There’s fear of potential “panic buying” of gasoline in Iowa over the next few days as pump prices will rise a dime a gallon on Sunday, thanks to legislators and the governor passing an increase in the state fuel tax.
Rose White, with AAA-Iowa, says there may be a boost in sales at gas stations and convenience stores through Saturday, especially in metro areas along state borders like Sioux City, Omaha/Council Bluffs and the Quad Cities.

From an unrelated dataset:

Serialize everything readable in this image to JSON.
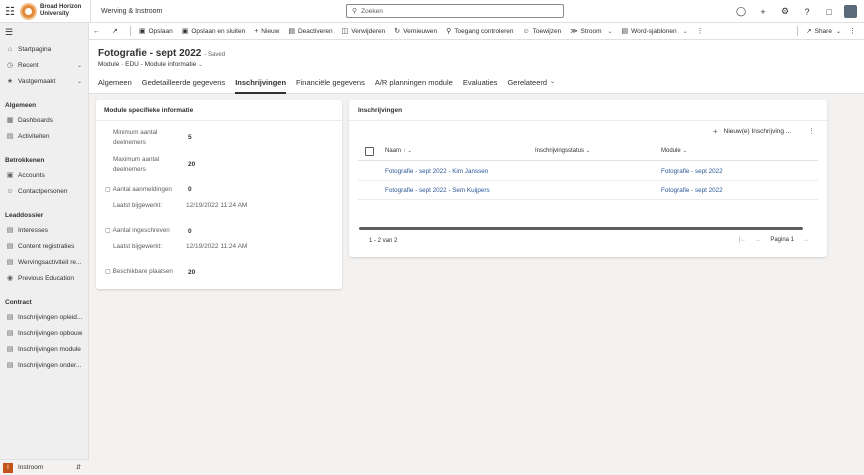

“Certainly with the change, there may be some impacted, specifically along the Missouri border as that difference will be almost 15 cents a gallon,” White says. “The other states however, the variances will be minimal.” With the higher tax, Iowa’s gas prices will be about three cents higher than Minnesota, a penny higher than Illinois, six cents higher than Nebraska, and a dime a gallon higher than South Dakota. Wisconsin is the only border state where gas prices will remain higher that Iowa, by about a penny.

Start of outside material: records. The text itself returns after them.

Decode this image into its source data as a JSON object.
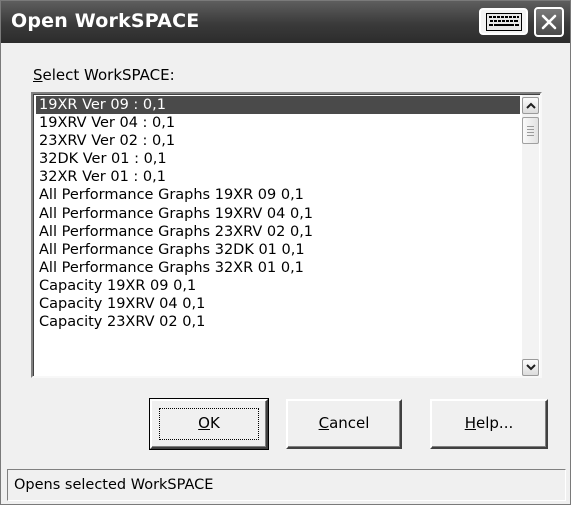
{
  "window": {
    "title": "Open WorkSPACE"
  },
  "select_label": {
    "mnemonic": "S",
    "rest": "elect WorkSPACE:"
  },
  "workspace_list": {
    "selected_index": 0,
    "items": [
      "19XR Ver 09 : 0,1",
      "19XRV Ver 04 : 0,1",
      "23XRV Ver 02 : 0,1",
      "32DK Ver 01 : 0,1",
      "32XR Ver 01 : 0,1",
      "All Performance Graphs 19XR 09 0,1",
      "All Performance Graphs 19XRV 04 0,1",
      "All Performance Graphs 23XRV 02 0,1",
      "All Performance Graphs 32DK 01 0,1",
      "All Performance Graphs 32XR 01 0,1",
      "Capacity 19XR 09 0,1",
      "Capacity 19XRV 04 0,1",
      "Capacity 23XRV 02 0,1"
    ]
  },
  "buttons": {
    "ok": {
      "mnemonic": "O",
      "rest": "K"
    },
    "cancel": {
      "mnemonic": "C",
      "rest": "ancel"
    },
    "help": {
      "mnemonic": "H",
      "rest": "elp..."
    }
  },
  "status": {
    "text": "Opens selected WorkSPACE"
  },
  "icons": {
    "keyboard": "keyboard-icon",
    "close": "close-icon",
    "scroll_up": "chevron-up-icon",
    "scroll_down": "chevron-down-icon"
  },
  "colors": {
    "titlebar": "#3a3a3a",
    "selection": "#4a4a4a",
    "dialog_face": "#f0f0f0"
  }
}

The increase of ten cents a gallon may not seem like much, but it can add up. Still, White says to resist the urge to dash out and fill your tank. “We do encourage motorists not to participate in any panic buying just to save ten cents a gallon,” White says. “Instead, we just encourage you to not deviate from your normal fuel purchasing. If a lot of people do go out and buy fuel this weekend, that could actually create some shortages and we certainly do not want that to happen.”

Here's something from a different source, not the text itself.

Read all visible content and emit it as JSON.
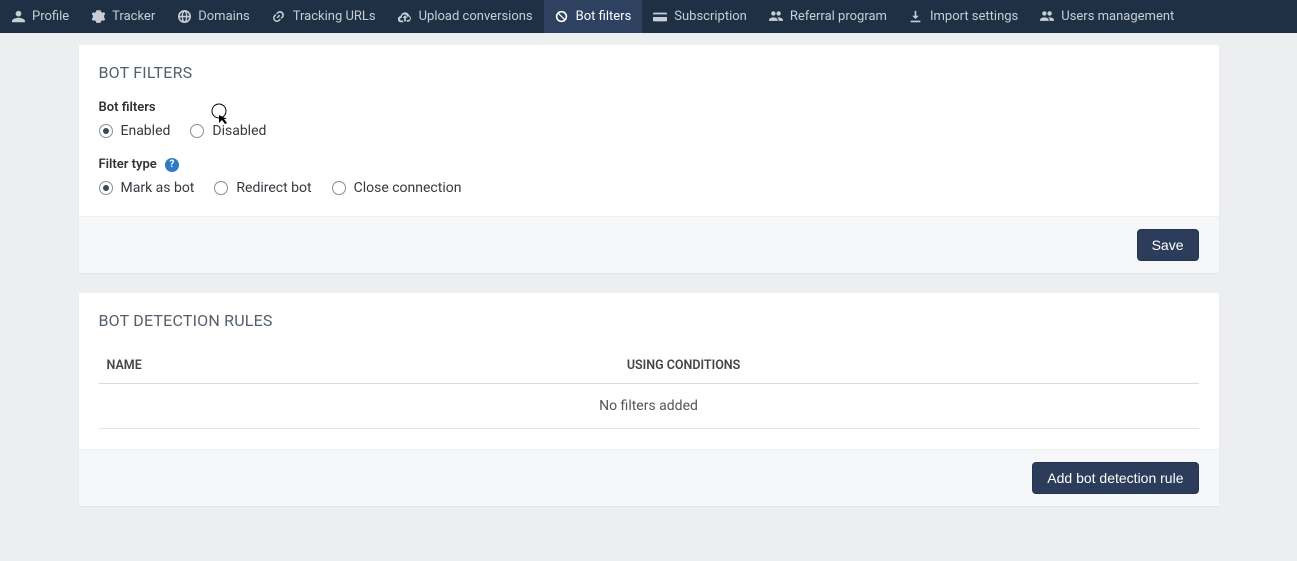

Some gas station owners in Iowa border cities may face a financial squeeze due to the new pricing structure. “Many of them may have to lower their profit margins just to stay competitive, especially along that Missouri route,” White says.
The 15-cent difference between Iowa and Missouri is nothing compared to disparities elsewhere. The gas in New Jersey, for example, is 36-cents lower than neighboring Pennsylvania. This is the first hike in Iowa’s gas tax since 1989, a move that’s expected to generate 215-million dollars a year to benefit road and bridge construction and repairs.